"You know Google and China are in negotiations at this point," said Whit Andrews, an analyst at Gartner, Inc. "[Google's] power is being one of the most popular companies on the planet, and right now they're telling China, 'We're taking a stand against you.' That's their kind of power today. Not many companies could do that."
Dan Olds, an analyst with The Gabriel Consulting Group, noted that as Google tries to hammer out a new agreement with China, it may have a leg up because the country needs to maintain a strong link to the rest of the world.
"There's a good chance that pressure in China will force the government to back down," said Olds. "China is one of the world's largest trading partners and companies like Google, Microsoft, and Yahoo are vital to connecting China to worldwide commerce. Over time, we'll see what's more important to China -- its political control and ability to quash criticism or the value that a free flow of information can bring to their economic endeavors. It will be fascinating to see how it ends up."
Taking a stand against China largely is being met with support from industry watchers, who noted that the search giant took a major hit in good will in recent years by ceding to China's censorship demands.
Whether Google pulls out of China or is able to force the Chinese government to back down from its demands, it will clean up some of the tarnish on the Google image, analysts said.
"Google is taking a refreshingly bold stance from a political point of view," said Hadley Reynolds, a director at analyst firm IDC. "The company has gotten a lot of negative press over the last several years for its apparent willingness to go along with Chinese government censorship. Taking a strong stand against the recent cyber-attacks and calling out the Chinese on its behavior is the right thing to do for a company whose business principles revolve around open information access, recognition of intellectual property rights, and individual rights to secure communications."
Andrews added that the search company's earlier deals to censor search results in China violated one of Google's guiding tenets -- do no evil. Google's actions prompted some users to believe that its pledges were all talk and no substance, he said.
"If they win the good will back, it has the potential, in the long run, to be enormously important," added Andrews. "At this point, the stakes are very high. If their image is cleaned up ... that's an unmeasurable quantity."
And he added, capturing the good will shouldn't significantly hurt the company's top and bottom lines in the short term. Several analysts were quick to point out that China is not a major revenue source for Google, though Ezra Gottheil, an analyst with Technology Business Research, noted that it's long term potential could be huge.
"Right now, China is not a big piece of Google's business," he added. "It's not even the largest or fastest-growing search engine in China. But China is a large market and it's growing faster than most of the rest of the world. So not serving China would mean slower growth in all of Google's businesses going forward. Not slow -- Google is still a rapidly growing company. But slower than it would have grown with China."

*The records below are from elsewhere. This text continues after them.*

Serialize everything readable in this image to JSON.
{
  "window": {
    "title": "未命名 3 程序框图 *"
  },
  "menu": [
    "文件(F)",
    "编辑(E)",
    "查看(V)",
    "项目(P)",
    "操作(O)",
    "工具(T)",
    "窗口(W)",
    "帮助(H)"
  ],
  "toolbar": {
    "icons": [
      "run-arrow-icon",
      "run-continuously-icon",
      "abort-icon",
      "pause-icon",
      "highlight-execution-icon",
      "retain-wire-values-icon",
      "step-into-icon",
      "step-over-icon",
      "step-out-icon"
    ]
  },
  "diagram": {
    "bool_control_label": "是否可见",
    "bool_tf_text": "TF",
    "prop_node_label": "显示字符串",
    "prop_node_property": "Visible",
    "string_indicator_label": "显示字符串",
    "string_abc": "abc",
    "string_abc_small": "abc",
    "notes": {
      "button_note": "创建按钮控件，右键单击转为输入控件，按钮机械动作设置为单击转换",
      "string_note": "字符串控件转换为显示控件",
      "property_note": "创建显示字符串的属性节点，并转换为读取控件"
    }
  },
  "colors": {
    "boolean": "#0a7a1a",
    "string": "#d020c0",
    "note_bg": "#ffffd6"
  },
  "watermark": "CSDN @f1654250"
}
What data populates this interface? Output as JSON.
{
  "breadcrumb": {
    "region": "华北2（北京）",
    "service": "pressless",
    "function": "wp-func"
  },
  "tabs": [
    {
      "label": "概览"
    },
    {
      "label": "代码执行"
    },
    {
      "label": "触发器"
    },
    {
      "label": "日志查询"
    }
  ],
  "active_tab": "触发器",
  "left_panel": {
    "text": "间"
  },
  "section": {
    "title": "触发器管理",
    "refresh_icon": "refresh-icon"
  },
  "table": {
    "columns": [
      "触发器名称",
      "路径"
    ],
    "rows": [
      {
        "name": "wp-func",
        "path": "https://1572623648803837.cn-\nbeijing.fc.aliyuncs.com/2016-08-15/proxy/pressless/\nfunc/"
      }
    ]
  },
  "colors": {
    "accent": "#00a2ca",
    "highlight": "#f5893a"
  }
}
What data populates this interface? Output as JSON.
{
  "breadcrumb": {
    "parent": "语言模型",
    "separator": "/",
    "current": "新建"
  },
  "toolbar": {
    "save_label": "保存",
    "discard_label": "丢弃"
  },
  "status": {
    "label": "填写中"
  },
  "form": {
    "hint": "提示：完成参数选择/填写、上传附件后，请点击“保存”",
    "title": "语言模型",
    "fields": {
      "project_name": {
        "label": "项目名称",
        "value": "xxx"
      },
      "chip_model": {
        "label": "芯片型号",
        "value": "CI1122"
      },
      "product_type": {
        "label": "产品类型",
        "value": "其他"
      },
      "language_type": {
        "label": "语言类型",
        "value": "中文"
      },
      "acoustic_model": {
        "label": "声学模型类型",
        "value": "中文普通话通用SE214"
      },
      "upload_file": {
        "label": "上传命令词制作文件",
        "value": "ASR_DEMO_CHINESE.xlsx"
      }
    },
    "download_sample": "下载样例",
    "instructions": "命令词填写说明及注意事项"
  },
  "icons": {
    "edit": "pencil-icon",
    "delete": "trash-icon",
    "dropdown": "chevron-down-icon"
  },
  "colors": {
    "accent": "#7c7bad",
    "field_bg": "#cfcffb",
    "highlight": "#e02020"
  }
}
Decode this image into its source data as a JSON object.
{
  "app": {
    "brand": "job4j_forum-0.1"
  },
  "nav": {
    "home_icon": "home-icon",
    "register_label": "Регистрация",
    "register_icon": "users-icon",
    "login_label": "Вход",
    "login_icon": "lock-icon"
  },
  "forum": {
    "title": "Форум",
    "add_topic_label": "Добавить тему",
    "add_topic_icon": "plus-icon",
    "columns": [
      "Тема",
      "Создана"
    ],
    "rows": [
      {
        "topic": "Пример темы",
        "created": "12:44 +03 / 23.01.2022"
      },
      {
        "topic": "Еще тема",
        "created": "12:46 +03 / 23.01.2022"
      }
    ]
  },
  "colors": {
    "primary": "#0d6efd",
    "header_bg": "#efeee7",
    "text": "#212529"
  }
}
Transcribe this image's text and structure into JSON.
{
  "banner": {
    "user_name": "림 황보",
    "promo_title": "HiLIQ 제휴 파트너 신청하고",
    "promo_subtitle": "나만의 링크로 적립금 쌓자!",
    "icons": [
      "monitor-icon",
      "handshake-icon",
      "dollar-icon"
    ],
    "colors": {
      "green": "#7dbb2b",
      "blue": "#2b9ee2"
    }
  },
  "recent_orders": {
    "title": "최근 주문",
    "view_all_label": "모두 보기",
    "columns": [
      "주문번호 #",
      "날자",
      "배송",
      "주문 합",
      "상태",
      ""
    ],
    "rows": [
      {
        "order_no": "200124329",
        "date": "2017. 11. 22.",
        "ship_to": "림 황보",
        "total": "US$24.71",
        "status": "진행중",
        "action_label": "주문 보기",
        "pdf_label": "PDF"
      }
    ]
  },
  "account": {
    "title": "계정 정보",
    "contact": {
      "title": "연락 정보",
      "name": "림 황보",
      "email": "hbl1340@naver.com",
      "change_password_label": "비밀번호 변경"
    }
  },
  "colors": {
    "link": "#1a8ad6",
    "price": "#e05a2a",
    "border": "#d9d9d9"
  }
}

Sharon Gaudin covers the Internet and Web 2.0, emerging technologies, and desktop and laptop chips for Computerworld. Follow Sharon on Twitter at @sgaudin, send e-mail to email@example.com or subscribe to Sharon's RSS feed .